Office of the Vice President for Global Communications

Friday, March 16, 2012

Regents approve $20.5M for major upgrades to Taubman Center

For more than 25 years, the A. Alfred Taubman Health Care Center on the medical campus has drawn patients from around the state and the world, for outpatient visits with some of the nation's top specialists in a broad range of diseases.

Now the U-M Health System will invest $20.5 million in making it an even finer destination. The Board of Regents on Thursday approved two projects that will renovate, reorganize and revitalize the Taubman Center, and add to the range of services offered there.

By the end of next summer, it will feature a new outpatient clinic for the Transplant Center; a non-cancer infusion clinic; expanded or renovated space for other specialties including internal medicine, neurology, neurosurgery and otolaryngology; and a larger pharmacy also offering medical supplies.

"As we seek to provide the ideal experience for our ever-growing number of adult outpatients, these changes will increase efficiency and make the Taubman Center an even more desirable place to receive care," says Jeanne Rizzo, executive director of ambulatory care services for UMHS.

She notes that 1.6 million adult outpatient visits took place at the Health System's 40 ambulatory care locations last year, and that demand for that is rising around 3 percent a year. The new projects, and a recently announced health center in Northville that will open in 2014, will help meet that demand.

Opened in 1986 at the same time as University Hospital, the Taubman Center bears the name of A. Alfred Taubman, a retail pioneer and U-M's largest donor. Until last December, it was home to clinics for all types of patients, from infants to seniors.

But when the new facility housing the C.S. Mott Children's Hospital and Von Voigtlander Women's Hospital opened, outpatient clinics for women, newborns and children moved there — opening up nearly 30,000 square feet in Taubman.

In one of two projects approved by the regents, the south end of the first floor of the Taubman Center will be converted to a multidisciplinary Transplant Center clinic. This will provide one-stop access to specialized care for patients who are waiting for or have received an organ transplant at UMHS.

Also new will be an outpatient infusion area, specifically for transplant recipients and other patients who have diseases other than cancer that can be treated with intravenous medications. This will be the third such clinic opened by UMHS to help meet rising demand for such care.

The project also will expand the pharmacy and move it to the center of the first floor, making it more convenient for both outpatients and for inpatients being discharged from either hospital.

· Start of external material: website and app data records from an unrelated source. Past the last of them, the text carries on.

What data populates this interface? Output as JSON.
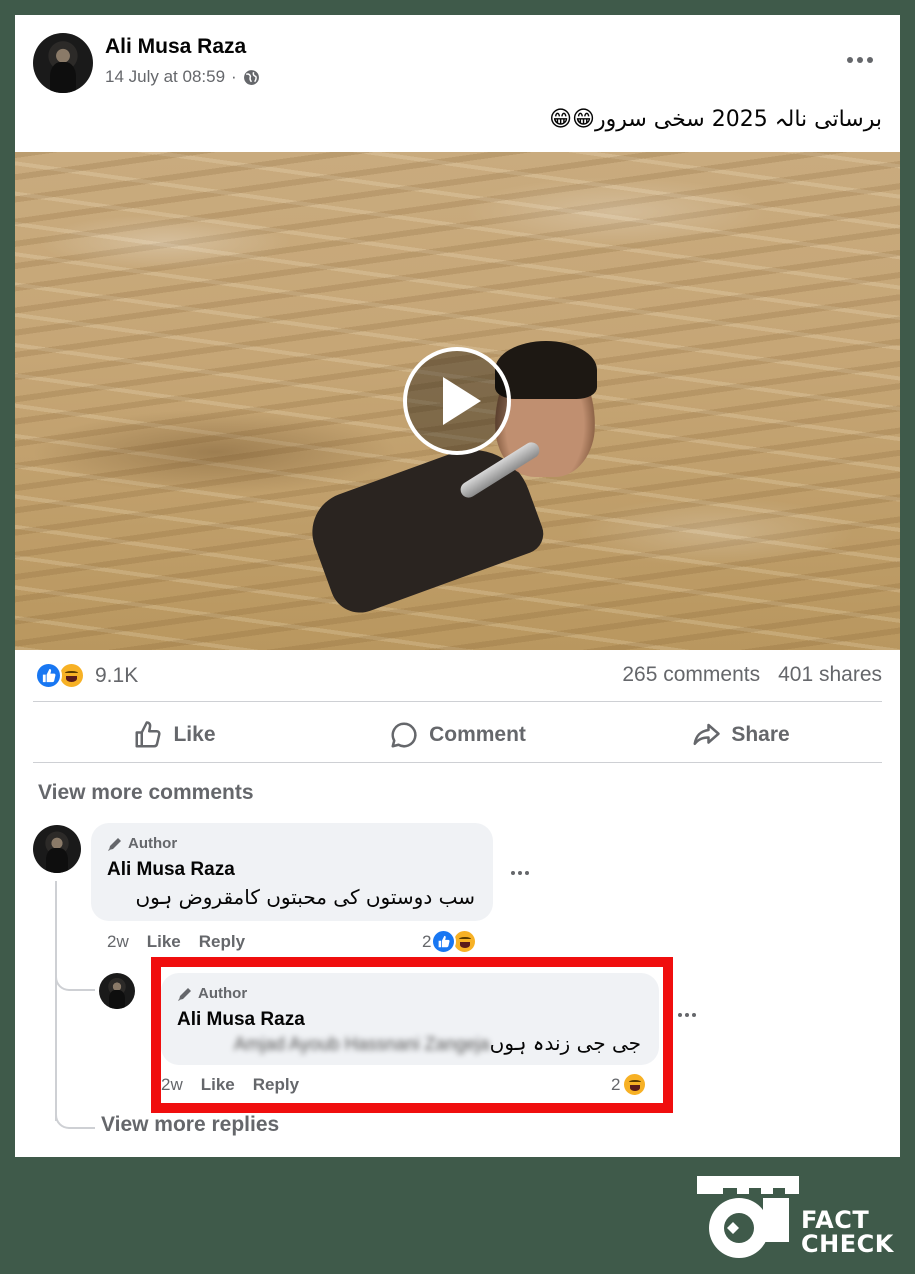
{
  "post": {
    "author_name": "Ali Musa Raza",
    "timestamp": "14 July at 08:59",
    "privacy_separator": "·",
    "privacy_icon": "globe-icon",
    "caption": "برساتی نالہ 2025 سخی سرور😁😁",
    "reaction_count": "9.1K",
    "comments_count": "265 comments",
    "shares_count": "401 shares"
  },
  "actions": {
    "like": "Like",
    "comment": "Comment",
    "share": "Share"
  },
  "comments": {
    "view_more": "View more comments",
    "view_more_replies": "View more replies",
    "items": [
      {
        "badge": "Author",
        "name": "Ali Musa Raza",
        "text": "سب دوستوں کی محبتوں کامقروض ہوں",
        "time": "2w",
        "like": "Like",
        "reply": "Reply",
        "reaction_count": "2"
      },
      {
        "badge": "Author",
        "name": "Ali Musa Raza",
        "mention": "Amjad Ayoub Hassnani Zangeja",
        "text": "جی جی زندہ ہوں",
        "time": "2w",
        "like": "Like",
        "reply": "Reply",
        "reaction_count": "2"
      }
    ]
  },
  "logo": {
    "line1": "FACT",
    "line2": "CHECK"
  },
  "colors": {
    "background": "#3f5a4a",
    "highlight": "#f00e0e",
    "like_blue": "#1877f2",
    "haha_yellow": "#f7b125"
  }
}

There, the Department of Pharmacy Services will continue to offer specialized compounding pharmacy services, and medications not offered by most community retail pharmacies, and will add a selection of medical supplies and equipment for sale through Home Care Services.

For patients with ear, nose and throat conditions, the newly remodeled first floor will include an expanded clinic and access to hearing aid services. The neurology clinic also will be expanded and renovated, as will the neurosurgery clinic one level above. And a new area will be created just for patients who are scheduled for surgery, giving them a place to check in and receive final tests or preparation.

That first project, with a total cost of $13 million, will be designed by the architectural firm of Harley Ellis Devereaux.

The second project approved is a $7.5 million effort to renovate and redesign 27,500 square feet on the third floor of the Taubman Center, with the help of the architectural firm of Niagara Murano.

There, the many clinics run by the Department of Internal Medicine will receive their first renovation since the building opened, to improve the patient experience and the efficiency of clinic operations. This includes clinics for gastroenterology, general medicine, pulmonary medicine, nephrology, infectious diseases and overseas travel, medical genetics, and rheumatology.

"Our goals of strategic growth, improved access and fiscal responsibility all mesh well in these two projects, and the result will be better service in a better environment for our patients," Rizzo says.